with Professor Curtis J. Evans 

RCWF: How do you understand the term “the black church” as it has been and is being used by both scholars and non-scholars alike?  How is it defined?  What do people mean when they use it?

EVANS: I don’t think most people are conscious of how much work this expression is doing and in what ways it has become a standard catch-all reference to the diversity of African American religions. For non-scholars it is a shorthand reference to black churches that have publicly confronted racial inequality and any number of problems particularly affecting black communities. Although a bit similar, I think it is principally a theoretical construct for scholars, having emerged especially in the discipline of sociology in the 1930s. It was an attempt to understand what was distinctive about African American religious life, especially in its dominant Protestant denominational expression. However, all our present talk about “the black church” has been deeply influenced by the Civil Rights movement when key religious figures such as Rosa Parks, Malcolm X, and Martin Luther King, Jr. fought openly and directly against segregation and racism. But Parks was a Methodist, Malcolm X a Muslim, and King a Baptist. What careful historian would refer to their individual efforts and their distinctive religious traditions as “the black church”? I would go further in saying that Parks’ activism, for example, is more a product of her history with the NAACP and the Highlander Folk school than her association with and involvement in some amorphous “black church,” though this is not to discount the importance of her church work and commitments as a factor in her political activities.

So I think people usually mean “the black church” as a collective religious entity that has endured years of oppression and has a kind of admirable or heroic history that allows it to speak to issues of injustice.
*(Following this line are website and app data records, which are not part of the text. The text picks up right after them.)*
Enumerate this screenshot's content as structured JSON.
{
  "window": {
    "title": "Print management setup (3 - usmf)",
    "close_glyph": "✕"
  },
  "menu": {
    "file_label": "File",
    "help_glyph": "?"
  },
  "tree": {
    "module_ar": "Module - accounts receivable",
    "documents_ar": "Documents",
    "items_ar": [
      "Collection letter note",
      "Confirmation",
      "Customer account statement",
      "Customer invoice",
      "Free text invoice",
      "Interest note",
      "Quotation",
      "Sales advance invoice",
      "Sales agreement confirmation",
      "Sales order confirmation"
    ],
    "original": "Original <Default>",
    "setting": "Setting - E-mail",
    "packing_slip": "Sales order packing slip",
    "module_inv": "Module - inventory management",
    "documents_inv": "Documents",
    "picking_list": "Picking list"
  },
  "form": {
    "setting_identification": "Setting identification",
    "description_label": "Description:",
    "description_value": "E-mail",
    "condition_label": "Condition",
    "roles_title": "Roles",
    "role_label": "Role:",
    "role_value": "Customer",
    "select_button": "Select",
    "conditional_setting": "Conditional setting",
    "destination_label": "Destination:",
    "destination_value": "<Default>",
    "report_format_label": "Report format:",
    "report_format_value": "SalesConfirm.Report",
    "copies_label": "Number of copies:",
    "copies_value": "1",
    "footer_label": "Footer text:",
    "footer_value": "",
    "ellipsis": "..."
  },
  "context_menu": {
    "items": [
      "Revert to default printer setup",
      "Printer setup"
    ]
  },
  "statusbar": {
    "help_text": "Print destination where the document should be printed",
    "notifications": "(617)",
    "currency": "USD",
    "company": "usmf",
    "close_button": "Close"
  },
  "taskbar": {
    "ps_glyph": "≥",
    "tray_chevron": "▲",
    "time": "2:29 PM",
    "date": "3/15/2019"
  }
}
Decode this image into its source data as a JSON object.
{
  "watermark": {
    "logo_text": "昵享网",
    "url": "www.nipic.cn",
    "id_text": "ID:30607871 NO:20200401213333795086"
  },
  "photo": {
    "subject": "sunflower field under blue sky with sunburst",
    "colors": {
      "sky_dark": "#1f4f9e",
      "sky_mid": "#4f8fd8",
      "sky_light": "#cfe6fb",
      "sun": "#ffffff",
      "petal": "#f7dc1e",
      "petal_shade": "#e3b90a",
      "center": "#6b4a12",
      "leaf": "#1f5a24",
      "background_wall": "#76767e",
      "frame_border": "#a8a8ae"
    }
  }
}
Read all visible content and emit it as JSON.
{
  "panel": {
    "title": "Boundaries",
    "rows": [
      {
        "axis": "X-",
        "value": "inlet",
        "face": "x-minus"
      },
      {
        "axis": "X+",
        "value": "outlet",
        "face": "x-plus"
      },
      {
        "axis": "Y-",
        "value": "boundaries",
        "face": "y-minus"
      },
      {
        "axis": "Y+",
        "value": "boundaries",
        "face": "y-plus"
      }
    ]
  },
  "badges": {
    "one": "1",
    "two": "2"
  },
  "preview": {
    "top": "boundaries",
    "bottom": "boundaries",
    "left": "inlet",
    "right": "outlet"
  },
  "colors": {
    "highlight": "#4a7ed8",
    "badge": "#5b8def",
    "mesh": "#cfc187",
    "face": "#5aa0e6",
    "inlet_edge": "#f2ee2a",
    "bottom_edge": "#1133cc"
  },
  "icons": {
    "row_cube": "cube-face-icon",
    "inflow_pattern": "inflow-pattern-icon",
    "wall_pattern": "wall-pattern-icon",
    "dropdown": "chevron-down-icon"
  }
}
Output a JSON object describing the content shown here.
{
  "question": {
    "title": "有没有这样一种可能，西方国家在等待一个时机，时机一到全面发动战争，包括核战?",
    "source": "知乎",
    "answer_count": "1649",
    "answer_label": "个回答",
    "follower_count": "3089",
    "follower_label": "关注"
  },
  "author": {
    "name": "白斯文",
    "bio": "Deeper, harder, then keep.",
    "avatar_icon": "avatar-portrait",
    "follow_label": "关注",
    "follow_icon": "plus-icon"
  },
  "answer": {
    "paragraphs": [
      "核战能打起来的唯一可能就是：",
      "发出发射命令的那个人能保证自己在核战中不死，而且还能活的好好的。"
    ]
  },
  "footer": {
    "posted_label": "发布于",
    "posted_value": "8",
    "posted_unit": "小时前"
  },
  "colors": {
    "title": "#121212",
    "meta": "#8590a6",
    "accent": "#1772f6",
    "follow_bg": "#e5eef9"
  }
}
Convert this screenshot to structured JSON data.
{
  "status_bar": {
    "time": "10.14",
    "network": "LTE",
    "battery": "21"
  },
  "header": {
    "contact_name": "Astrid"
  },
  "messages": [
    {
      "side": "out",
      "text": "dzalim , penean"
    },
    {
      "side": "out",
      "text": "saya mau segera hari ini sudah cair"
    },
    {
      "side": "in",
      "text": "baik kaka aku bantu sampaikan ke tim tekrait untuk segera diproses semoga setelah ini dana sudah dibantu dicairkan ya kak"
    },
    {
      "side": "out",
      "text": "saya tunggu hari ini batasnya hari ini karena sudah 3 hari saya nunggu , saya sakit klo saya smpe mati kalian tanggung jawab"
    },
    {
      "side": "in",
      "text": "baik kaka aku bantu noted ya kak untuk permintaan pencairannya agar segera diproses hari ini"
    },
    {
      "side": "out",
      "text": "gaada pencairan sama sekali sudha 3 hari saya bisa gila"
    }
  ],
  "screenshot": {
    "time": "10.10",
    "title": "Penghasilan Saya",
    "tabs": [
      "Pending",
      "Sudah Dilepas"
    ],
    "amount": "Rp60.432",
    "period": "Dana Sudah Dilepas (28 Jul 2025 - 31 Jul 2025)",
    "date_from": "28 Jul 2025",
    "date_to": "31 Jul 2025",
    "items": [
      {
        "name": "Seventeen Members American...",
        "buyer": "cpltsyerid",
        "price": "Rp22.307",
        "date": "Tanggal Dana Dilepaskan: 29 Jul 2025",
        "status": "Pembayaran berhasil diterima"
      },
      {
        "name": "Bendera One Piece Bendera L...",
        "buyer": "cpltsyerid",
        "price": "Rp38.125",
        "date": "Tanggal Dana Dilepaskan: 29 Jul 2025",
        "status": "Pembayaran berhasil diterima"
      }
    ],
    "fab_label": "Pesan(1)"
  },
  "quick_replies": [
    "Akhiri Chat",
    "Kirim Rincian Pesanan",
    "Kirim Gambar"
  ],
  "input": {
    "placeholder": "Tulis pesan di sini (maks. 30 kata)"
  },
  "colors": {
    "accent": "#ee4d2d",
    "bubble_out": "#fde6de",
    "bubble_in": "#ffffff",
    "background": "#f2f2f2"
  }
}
It is an implicit claim about what is distinctive in African American religion and normative association of progressive political reform with black churches.

RCWF: As a scholar of African American religions, what are your thoughts on the term “The black church”?  What good or harm has it done?

EVANS: I understand that the history of African American life has been a powerful factor in the different ways in which black churches took on responsibilities and were held to great expectations than white churches, especially in view of the weakness of other institutions in many impoverished and oppressed neighborhoods. In general, however, I do not think the term “the black church” is helpful as an accurate description of the diversity of black religious life which ranges from Muslims to Catholics to members of the Black Israelite traditions. I also think it tends to essentialize black religions and elides individuality and diversity at a critical moment when all categories that were formerly regarded as stable and natural such as race, gender, and ethnicity are being questioned and problematized. In view of the essentialist and fixed identities that have been imposed upon peoples of African descent in the United States, I do not see how the continued use of this expression does justice to the varied meanings of black religious life. Furthermore, no historian who carefully studies the different denominational, theological, regional, etc. differences with black communities, even during the Jim Crow era, can with intellectual integrity use this term without either defining what is meant or noting why he or she uses it in a particular context. Doing so simply strikes me as good historical work and intellectual honesty.


RCWF: What, if any, alternatives would you suggest in place of the term “the black church”?

EVANS: I don’t have a single referent to replace the term, though I am uncomfortable with any singular expression. There are, properly speaking, African American religions. Many black Americans identify as Muslim, Jewish or Hebrew, pagan, Christian, Protestant, and on the list goes. Black churches exist in different forms and in different contexts. Context and place are crucial, but I hope that scholars in particular will be more careful and self-conscious about the terms that are employed to describe African American religious life. Nomenclature has been so important to the identities of black Americans. For years, W. E. B. Bu Bois struggled to get the “n” capitalized when the word Negro was used. Prior to the 1920s, the place of blacks in America was dismissively referred to as the “negro problem.” Only in the late 1920s would the more fluid conception of race, “race relations,” emerge as a viable option and not imply this singular static notion of blacks as being a problem for the nation. Our time and the complex nature of black religious life demand a more nuanced and richer rubric than “the black church.” Perhaps some are right that the time for a moratorium on the term has come.

Curtis J. Evans is an historian of American religions. His teaching interests are modern American religion, particularly since the Civil War, race and religion in US history, and slavery and Christianity. His first book, The Burden of Black Religion (Oxford University Press, 2008), was an historical analysis of debates about the role of religion in the lives of African Americans and the origins of the scholarly category of “the black church.” His research emphases are interpretations and cultural images of African American religion, examinations of religion as a force for and obstacle to social and political reform, and the question of how social problems become defined and addressed as moral problems at particular historical moments.

*Image: Clemetine Hunter